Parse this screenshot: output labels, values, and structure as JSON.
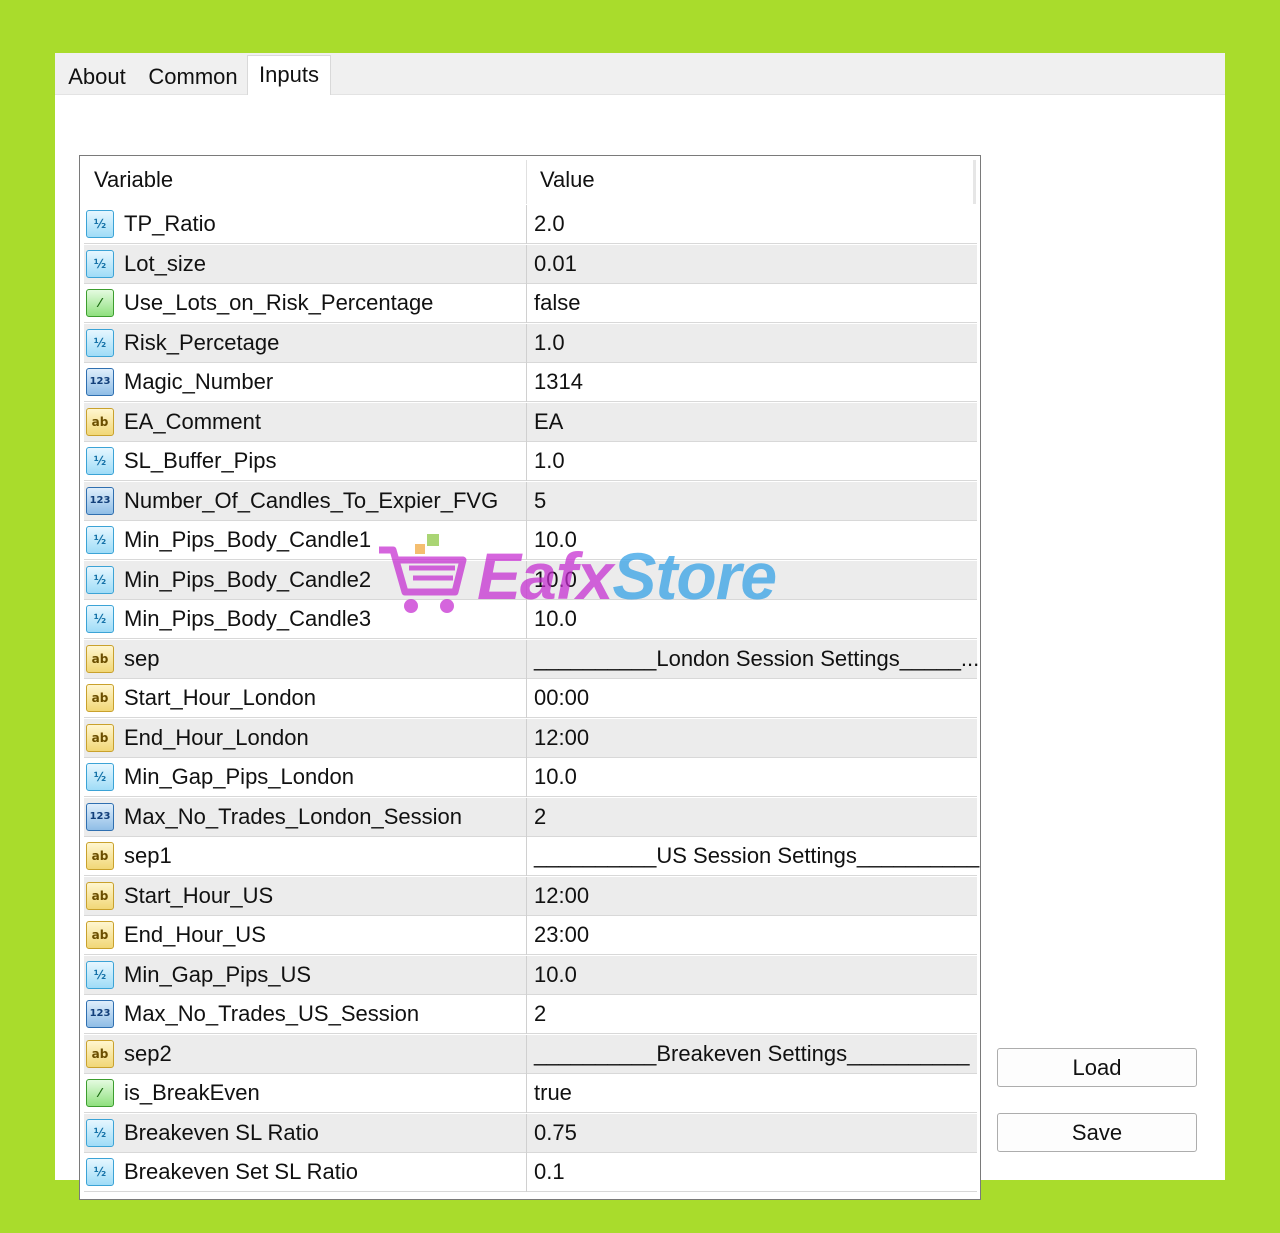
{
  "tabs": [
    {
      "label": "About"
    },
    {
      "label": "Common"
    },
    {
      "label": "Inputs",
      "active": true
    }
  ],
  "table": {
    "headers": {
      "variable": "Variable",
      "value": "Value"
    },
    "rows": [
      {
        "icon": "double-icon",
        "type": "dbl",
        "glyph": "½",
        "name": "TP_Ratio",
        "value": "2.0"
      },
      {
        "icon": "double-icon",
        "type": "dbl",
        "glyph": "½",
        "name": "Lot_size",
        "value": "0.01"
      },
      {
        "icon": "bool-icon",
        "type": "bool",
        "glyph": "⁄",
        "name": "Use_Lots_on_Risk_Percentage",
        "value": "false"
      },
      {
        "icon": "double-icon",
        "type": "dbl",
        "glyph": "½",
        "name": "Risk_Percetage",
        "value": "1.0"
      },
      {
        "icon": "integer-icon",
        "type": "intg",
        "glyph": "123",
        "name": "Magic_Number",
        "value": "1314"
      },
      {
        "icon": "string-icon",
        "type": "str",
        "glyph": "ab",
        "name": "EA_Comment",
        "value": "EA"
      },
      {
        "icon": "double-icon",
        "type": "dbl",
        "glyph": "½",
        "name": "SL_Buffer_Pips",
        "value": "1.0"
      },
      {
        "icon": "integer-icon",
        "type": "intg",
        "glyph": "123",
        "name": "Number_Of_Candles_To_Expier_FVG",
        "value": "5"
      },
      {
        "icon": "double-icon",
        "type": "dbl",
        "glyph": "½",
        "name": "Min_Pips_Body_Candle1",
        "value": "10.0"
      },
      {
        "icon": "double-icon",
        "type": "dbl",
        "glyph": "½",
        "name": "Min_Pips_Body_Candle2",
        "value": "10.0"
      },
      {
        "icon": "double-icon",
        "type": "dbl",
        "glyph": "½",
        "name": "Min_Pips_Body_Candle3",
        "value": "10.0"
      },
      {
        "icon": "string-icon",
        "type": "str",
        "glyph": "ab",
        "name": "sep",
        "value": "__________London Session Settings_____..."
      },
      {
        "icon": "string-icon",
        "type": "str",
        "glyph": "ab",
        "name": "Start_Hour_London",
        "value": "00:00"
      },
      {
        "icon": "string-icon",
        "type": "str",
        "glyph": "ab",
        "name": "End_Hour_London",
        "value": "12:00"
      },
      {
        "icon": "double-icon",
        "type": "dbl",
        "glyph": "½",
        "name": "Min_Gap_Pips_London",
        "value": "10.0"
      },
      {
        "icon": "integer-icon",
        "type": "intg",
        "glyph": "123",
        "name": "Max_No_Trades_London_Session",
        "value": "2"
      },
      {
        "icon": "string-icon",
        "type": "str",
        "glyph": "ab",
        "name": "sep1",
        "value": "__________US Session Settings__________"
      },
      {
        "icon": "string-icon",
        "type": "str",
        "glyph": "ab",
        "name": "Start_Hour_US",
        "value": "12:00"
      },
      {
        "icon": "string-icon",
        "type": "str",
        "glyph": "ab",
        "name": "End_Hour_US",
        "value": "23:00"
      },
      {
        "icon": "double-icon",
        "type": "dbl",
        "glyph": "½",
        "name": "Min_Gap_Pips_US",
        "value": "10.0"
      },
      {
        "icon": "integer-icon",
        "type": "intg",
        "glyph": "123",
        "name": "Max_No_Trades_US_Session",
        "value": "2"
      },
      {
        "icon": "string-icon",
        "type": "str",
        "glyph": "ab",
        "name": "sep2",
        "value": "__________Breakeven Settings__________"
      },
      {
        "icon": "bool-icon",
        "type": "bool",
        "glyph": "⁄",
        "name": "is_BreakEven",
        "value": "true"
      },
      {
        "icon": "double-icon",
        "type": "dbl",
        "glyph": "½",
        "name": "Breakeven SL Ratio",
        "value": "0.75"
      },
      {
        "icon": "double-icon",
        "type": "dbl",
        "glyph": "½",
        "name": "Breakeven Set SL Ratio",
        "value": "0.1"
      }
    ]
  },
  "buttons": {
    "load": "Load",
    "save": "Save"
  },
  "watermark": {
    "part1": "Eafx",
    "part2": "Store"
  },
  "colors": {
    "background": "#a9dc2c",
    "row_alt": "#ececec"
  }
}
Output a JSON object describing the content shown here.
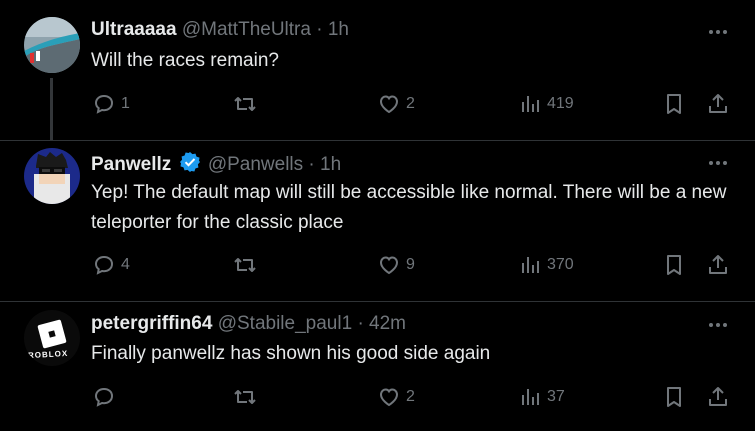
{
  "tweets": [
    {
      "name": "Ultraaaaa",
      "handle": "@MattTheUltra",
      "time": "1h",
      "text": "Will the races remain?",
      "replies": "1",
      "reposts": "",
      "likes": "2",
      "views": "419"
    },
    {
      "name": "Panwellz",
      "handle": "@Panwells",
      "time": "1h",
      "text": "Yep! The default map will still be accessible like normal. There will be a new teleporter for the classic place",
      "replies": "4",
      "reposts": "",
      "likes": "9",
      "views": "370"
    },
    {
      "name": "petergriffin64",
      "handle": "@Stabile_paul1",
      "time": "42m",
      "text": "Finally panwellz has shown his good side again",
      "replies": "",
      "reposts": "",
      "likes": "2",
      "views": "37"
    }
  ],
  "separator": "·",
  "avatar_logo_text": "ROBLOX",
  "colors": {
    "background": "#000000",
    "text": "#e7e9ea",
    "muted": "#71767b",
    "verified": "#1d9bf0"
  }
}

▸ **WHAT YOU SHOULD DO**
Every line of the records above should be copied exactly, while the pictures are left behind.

▸ **RESULT OF THIS EXERCISE**
Parse this screenshot: output labels, values, and structure as JSON.
{
  "tabs": [
    {
      "label": "About"
    },
    {
      "label": "Common"
    },
    {
      "label": "Inputs",
      "active": true
    }
  ],
  "table": {
    "headers": {
      "variable": "Variable",
      "value": "Value"
    },
    "rows": [
      {
        "icon": "double-icon",
        "type": "dbl",
        "glyph": "½",
        "name": "TP_Ratio",
        "value": "2.0"
      },
      {
        "icon": "double-icon",
        "type": "dbl",
        "glyph": "½",
        "name": "Lot_size",
        "value": "0.01"
      },
      {
        "icon": "bool-icon",
        "type": "bool",
        "glyph": "⁄",
        "name": "Use_Lots_on_Risk_Percentage",
        "value": "false"
      },
      {
        "icon": "double-icon",
        "type": "dbl",
        "glyph": "½",
        "name": "Risk_Percetage",
        "value": "1.0"
      },
      {
        "icon": "integer-icon",
        "type": "intg",
        "glyph": "123",
        "name": "Magic_Number",
        "value": "1314"
      },
      {
        "icon": "string-icon",
        "type": "str",
        "glyph": "ab",
        "name": "EA_Comment",
        "value": "EA"
      },
      {
        "icon": "double-icon",
        "type": "dbl",
        "glyph": "½",
        "name": "SL_Buffer_Pips",
        "value": "1.0"
      },
      {
        "icon": "integer-icon",
        "type": "intg",
        "glyph": "123",
        "name": "Number_Of_Candles_To_Expier_FVG",
        "value": "5"
      },
      {
        "icon": "double-icon",
        "type": "dbl",
        "glyph": "½",
        "name": "Min_Pips_Body_Candle1",
        "value": "10.0"
      },
      {
        "icon": "double-icon",
        "type": "dbl",
        "glyph": "½",
        "name": "Min_Pips_Body_Candle2",
        "value": "10.0"
      },
      {
        "icon": "double-icon",
        "type": "dbl",
        "glyph": "½",
        "name": "Min_Pips_Body_Candle3",
        "value": "10.0"
      },
      {
        "icon": "string-icon",
        "type": "str",
        "glyph": "ab",
        "name": "sep",
        "value": "__________London Session Settings_____..."
      },
      {
        "icon": "string-icon",
        "type": "str",
        "glyph": "ab",
        "name": "Start_Hour_London",
        "value": "00:00"
      },
      {
        "icon": "string-icon",
        "type": "str",
        "glyph": "ab",
        "name": "End_Hour_London",
        "value": "12:00"
      },
      {
        "icon": "double-icon",
        "type": "dbl",
        "glyph": "½",
        "name": "Min_Gap_Pips_London",
        "value": "10.0"
      },
      {
        "icon": "integer-icon",
        "type": "intg",
        "glyph": "123",
        "name": "Max_No_Trades_London_Session",
        "value": "2"
      },
      {
        "icon": "string-icon",
        "type": "str",
        "glyph": "ab",
        "name": "sep1",
        "value": "__________US Session Settings__________"
      },
      {
        "icon": "string-icon",
        "type": "str",
        "glyph": "ab",
        "name": "Start_Hour_US",
        "value": "12:00"
      },
      {
        "icon": "string-icon",
        "type": "str",
        "glyph": "ab",
        "name": "End_Hour_US",
        "value": "23:00"
      },
      {
        "icon": "double-icon",
        "type": "dbl",
        "glyph": "½",
        "name": "Min_Gap_Pips_US",
        "value": "10.0"
      },
      {
        "icon": "integer-icon",
        "type": "intg",
        "glyph": "123",
        "name": "Max_No_Trades_US_Session",
        "value": "2"
      },
      {
        "icon": "string-icon",
        "type": "str",
        "glyph": "ab",
        "name": "sep2",
        "value": "__________Breakeven Settings__________"
      },
      {
        "icon": "bool-icon",
        "type": "bool",
        "glyph": "⁄",
        "name": "is_BreakEven",
        "value": "true"
      },
      {
        "icon": "double-icon",
        "type": "dbl",
        "glyph": "½",
        "name": "Breakeven SL Ratio",
        "value": "0.75"
      },
      {
        "icon": "double-icon",
        "type": "dbl",
        "glyph": "½",
        "name": "Breakeven Set SL Ratio",
        "value": "0.1"
      }
    ]
  },
  "buttons": {
    "load": "Load",
    "save": "Save"
  },
  "watermark": {
    "part1": "Eafx",
    "part2": "Store"
  },
  "colors": {
    "background": "#a9dc2c",
    "row_alt": "#ececec"
  }
}
Output a JSON object describing the content shown here.
{
  "tweets": [
    {
      "name": "Ultraaaaa",
      "handle": "@MattTheUltra",
      "time": "1h",
      "text": "Will the races remain?",
      "replies": "1",
      "reposts": "",
      "likes": "2",
      "views": "419"
    },
    {
      "name": "Panwellz",
      "handle": "@Panwells",
      "time": "1h",
      "text": "Yep! The default map will still be accessible like normal. There will be a new teleporter for the classic place",
      "replies": "4",
      "reposts": "",
      "likes": "9",
      "views": "370"
    },
    {
      "name": "petergriffin64",
      "handle": "@Stabile_paul1",
      "time": "42m",
      "text": "Finally panwellz has shown his good side again",
      "replies": "",
      "reposts": "",
      "likes": "2",
      "views": "37"
    }
  ],
  "separator": "·",
  "avatar_logo_text": "ROBLOX",
  "colors": {
    "background": "#000000",
    "text": "#e7e9ea",
    "muted": "#71767b",
    "verified": "#1d9bf0"
  }
}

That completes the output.